In making a complaint, it is often useful to think about how you would like to see the complaint resolved: Would you simply like an apology, or do you feel that more serious measures should be taken? Do you simply want a decision to be looked at by someone else? Do you feel that there were issues not considered in making a decision?

Anonymous Complaints: When making a complaint, complainants can elect to remain anonymous; however this can make it difficult to conduct inquiries into a complaint and consequently to resolve the issues. Where a complainant requests to remain anonymous, staff members must explain this difficulty, and ask how the complainant wishes to be advised of the outcome of their complaint and any action taken as a result.

Advocates and Representatives: Complainants have the right to use an advocate of their choice, such as a friend, family member, interpreter or a consumer advocacy service. Where an advocate is present, and where personal information is involved, workers must verify the advocate’s authority to act on the complainant’s behalf.

Step 1: Sometimes, a decision or incident which you wish to complain about can be raised with the person immediately involved (the person you are unhappy with). If this has been tried already, or you are not comfortable doing this, you can discuss the matter with another staff member or with CAHMA’s manager (as described in step 2).

Step 2: If the matter cannot be resolved by discussing it with the person involved or with another staff member, the complainant should fill out a complaint form or should write out their complaint and take it to a staff member or the CAHMA Manager.
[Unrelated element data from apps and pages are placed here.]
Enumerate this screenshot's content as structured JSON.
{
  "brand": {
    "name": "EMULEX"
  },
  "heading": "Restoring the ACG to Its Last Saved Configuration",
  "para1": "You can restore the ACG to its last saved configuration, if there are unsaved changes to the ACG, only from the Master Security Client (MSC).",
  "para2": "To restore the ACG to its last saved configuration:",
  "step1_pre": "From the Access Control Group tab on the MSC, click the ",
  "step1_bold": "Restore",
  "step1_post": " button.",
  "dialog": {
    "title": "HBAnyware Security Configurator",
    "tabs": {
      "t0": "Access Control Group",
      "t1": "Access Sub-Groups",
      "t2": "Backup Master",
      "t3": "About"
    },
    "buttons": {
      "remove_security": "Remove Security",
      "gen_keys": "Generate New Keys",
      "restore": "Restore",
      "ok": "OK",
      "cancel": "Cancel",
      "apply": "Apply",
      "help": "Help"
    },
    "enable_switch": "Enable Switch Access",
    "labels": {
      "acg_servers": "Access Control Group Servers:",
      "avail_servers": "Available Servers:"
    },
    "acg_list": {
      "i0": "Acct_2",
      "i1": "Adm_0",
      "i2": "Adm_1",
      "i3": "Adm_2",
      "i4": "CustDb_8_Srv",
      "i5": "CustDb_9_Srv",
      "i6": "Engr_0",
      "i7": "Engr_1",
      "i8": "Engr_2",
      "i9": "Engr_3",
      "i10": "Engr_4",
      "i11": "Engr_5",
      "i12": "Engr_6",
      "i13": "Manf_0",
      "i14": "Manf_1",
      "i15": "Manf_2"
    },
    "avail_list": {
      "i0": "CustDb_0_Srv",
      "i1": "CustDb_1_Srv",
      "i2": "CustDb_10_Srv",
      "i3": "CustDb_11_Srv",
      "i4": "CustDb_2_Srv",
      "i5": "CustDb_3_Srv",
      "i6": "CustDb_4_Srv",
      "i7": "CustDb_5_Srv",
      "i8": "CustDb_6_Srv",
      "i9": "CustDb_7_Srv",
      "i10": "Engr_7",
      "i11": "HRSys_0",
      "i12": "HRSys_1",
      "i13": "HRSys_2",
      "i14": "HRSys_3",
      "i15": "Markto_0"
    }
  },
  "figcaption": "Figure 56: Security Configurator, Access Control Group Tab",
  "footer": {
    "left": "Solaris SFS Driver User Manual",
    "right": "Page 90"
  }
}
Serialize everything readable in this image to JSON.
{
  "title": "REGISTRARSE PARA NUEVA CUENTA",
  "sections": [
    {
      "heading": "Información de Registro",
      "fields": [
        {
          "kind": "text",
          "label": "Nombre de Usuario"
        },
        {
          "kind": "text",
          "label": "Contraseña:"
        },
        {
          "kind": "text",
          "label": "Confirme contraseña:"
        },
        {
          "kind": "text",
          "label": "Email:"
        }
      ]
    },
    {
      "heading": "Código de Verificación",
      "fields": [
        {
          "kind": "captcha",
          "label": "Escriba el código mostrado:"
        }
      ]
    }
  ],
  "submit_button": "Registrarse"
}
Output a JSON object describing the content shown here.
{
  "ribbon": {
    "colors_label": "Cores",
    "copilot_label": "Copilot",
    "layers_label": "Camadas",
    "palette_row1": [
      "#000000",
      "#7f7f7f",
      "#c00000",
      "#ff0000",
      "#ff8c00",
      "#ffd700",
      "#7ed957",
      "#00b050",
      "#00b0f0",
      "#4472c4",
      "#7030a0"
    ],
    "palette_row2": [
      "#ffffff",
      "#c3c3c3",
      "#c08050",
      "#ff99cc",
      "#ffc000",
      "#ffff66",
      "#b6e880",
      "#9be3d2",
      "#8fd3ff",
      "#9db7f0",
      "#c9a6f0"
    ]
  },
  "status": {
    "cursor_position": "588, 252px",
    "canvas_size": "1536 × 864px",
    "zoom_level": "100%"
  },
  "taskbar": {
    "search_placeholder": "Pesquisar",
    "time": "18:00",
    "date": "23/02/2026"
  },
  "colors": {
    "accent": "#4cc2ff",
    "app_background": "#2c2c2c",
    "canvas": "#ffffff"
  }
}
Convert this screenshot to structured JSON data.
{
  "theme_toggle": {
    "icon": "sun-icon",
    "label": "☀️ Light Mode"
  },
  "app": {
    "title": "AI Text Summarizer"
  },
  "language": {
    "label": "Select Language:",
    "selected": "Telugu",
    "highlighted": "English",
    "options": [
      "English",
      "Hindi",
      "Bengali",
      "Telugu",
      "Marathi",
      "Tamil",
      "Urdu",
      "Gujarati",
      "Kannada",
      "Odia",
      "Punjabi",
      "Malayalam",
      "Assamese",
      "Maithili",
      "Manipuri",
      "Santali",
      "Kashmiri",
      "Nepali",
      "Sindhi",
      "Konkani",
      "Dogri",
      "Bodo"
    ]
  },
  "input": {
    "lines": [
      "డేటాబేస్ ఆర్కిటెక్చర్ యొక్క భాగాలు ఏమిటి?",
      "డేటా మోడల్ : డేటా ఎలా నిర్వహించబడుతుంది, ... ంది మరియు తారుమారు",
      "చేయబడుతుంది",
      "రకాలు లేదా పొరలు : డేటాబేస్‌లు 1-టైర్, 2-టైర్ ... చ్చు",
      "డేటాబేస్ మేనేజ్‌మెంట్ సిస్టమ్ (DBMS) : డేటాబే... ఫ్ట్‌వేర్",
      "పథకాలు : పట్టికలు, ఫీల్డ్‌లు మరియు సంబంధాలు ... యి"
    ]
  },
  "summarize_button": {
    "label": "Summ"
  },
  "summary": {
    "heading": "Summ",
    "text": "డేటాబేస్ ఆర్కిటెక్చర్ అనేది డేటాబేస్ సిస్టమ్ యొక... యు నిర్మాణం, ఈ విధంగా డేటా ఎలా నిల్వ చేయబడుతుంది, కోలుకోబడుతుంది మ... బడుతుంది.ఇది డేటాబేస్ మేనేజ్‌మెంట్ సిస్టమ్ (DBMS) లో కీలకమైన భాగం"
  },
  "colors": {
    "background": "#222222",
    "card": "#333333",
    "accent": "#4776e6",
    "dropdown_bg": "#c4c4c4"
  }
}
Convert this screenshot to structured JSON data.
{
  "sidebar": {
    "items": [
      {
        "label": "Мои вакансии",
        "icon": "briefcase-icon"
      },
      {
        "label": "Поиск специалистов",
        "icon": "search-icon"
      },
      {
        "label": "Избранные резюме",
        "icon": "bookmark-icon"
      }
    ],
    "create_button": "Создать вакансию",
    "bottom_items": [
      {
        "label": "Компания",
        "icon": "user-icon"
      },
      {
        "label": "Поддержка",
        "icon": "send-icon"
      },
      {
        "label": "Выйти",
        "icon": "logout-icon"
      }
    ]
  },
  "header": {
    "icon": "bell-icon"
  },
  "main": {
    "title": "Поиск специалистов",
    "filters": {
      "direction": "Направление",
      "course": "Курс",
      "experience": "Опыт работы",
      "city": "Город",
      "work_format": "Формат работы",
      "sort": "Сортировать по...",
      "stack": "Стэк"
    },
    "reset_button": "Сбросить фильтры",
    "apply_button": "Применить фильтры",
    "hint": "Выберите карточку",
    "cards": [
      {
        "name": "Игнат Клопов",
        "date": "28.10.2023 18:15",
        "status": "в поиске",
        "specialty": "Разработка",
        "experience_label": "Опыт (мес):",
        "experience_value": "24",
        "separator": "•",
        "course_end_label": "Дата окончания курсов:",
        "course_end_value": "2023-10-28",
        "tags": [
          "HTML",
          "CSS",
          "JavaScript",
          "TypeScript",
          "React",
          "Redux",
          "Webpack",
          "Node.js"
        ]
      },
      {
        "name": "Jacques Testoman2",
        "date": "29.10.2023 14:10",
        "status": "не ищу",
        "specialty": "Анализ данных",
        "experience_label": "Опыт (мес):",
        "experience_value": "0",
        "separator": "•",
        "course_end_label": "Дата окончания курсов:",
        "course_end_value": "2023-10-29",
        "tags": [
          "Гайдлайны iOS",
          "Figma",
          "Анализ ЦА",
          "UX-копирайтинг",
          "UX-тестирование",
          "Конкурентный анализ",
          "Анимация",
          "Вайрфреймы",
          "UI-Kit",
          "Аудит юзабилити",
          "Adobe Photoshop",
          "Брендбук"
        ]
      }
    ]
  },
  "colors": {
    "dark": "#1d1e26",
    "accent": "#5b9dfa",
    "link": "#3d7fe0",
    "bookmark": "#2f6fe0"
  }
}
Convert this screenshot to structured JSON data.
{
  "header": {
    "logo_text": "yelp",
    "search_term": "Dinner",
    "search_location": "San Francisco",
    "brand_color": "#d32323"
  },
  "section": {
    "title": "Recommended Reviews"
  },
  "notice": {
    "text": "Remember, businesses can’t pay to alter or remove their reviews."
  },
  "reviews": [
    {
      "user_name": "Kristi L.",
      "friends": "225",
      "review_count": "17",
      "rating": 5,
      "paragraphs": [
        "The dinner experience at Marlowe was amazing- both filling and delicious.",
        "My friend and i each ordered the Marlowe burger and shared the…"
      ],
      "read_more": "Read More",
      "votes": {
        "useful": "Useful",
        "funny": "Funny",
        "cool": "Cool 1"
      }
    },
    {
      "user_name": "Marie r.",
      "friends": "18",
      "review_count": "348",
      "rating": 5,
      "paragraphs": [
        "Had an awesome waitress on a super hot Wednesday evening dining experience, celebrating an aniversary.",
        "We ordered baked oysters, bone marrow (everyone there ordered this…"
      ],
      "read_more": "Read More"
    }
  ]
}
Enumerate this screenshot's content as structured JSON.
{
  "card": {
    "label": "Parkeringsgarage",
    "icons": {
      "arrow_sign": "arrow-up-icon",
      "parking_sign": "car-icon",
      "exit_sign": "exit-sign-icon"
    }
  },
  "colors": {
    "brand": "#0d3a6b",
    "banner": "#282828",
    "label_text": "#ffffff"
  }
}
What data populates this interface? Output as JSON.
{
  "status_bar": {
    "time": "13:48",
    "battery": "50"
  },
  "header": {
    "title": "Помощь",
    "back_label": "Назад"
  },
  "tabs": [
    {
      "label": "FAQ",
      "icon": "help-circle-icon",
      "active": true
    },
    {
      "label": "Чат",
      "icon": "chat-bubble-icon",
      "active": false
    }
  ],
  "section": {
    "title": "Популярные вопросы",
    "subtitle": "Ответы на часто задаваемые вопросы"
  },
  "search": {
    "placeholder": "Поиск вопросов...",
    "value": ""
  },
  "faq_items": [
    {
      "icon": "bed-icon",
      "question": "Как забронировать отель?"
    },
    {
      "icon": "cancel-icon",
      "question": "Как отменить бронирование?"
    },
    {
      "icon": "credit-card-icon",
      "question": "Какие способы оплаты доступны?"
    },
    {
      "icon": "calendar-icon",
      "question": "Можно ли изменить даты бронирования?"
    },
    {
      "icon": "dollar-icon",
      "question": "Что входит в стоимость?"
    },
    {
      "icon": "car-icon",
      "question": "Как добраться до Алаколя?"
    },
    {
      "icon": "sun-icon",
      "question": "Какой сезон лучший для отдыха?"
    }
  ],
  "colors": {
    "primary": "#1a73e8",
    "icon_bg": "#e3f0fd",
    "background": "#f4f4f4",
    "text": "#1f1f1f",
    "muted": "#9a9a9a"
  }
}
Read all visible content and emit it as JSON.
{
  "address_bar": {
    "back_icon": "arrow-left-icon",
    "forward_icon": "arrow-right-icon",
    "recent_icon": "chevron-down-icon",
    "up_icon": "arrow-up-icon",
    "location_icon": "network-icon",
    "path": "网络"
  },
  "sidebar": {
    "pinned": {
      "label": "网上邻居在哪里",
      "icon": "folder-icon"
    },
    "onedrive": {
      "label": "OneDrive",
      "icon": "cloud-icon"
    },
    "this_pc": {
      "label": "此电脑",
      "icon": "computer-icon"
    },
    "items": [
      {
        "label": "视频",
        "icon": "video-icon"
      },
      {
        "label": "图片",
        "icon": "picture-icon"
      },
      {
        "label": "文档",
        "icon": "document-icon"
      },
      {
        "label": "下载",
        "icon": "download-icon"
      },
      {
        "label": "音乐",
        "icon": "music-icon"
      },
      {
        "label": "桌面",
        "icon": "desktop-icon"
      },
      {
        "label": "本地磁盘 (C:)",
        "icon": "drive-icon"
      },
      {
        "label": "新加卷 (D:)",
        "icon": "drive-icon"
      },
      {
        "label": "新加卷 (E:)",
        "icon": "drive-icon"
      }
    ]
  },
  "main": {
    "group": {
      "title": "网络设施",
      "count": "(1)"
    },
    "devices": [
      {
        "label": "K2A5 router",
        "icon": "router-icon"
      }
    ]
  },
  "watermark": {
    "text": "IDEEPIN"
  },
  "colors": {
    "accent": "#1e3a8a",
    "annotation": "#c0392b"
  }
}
Complaint forms are available at the CAHMA office and website, or another staff member may be able to assist in writing up your complaint.

If you submit a complaint, you should receive a reply to your complaint within five working days. (This does not mean that your complaint will be resolved within this time). If you feel that your complaint is not being taken seriously, or is taking too long to address, you should consider escalating the complaint to step three or four.

Serious complaints will be immediately brought to the attention of the Manager, and managed in accordance with the relevant Policy and Procedure and relevant legislation. Where a serious complaint is made, workers must still complete the Feedback Form correctly and submit it as per this policy

In resolving a complaint, the complainant may be asked to attend a meeting/s so that CAHMA can gather more information about the matter.

• Where this occurs, it is the complainant’s choice whether or not to participate in the meeting;

• If deemed necessary, this might include involvement in mediation involving third parties such as conflict resolution services;

• A written record of all meetings will be kept in accordance with the record keeping requirements set out in this policy (see below).

Responding to the complaint may involve:

• Investigating the complaint and providing the worker with an opportunity to respond to issues raised

• Attempting to mediate the dispute (if appropriate) and/or attempt to resolve the matter

• Taking further action necessary to resolve the issue (e.g. external mediation and dispute resolution services).

Step 3: Where you are not satisfied with the results of the Complaints Resolution Process so far, or do not feel comfortable raising your complaint with the Manager of CAHMA, you should submit a written copy of your complaint to Chair of the (AIVL?) (CAHMA?) Board of Directors, who are responsible for overseeing CAHMA’s management.

Step 4: If you are not satisfied by the complaints procedure within CAHMA and its parent body, AIVL, you may wish to consider which of a number of external bodies is most appropriate to complain to. Complainants may refer a matter at any time to an external review body, such as the Public Advocate or the ACT Human Rights Commissioner.

These external bodies include:

Community and Health Complaints Commissioner
ACT Health
GPO Box 825
Canberra ACT 2601
Ph. 6205 2222

ACT Public Advocate: P: 6207 0707; http://www.publicadvocate.act.gov.au/

ACT Human Rights Commission P: 6205 2222; http://www.hrc.act.gov.au/

The complaints form for the Human Rights Commissioner can be downloaded here
or you can drop in to the office to pick one up.

CAHMA may suspend or cease an internal review of a complaint if an external review is conducted.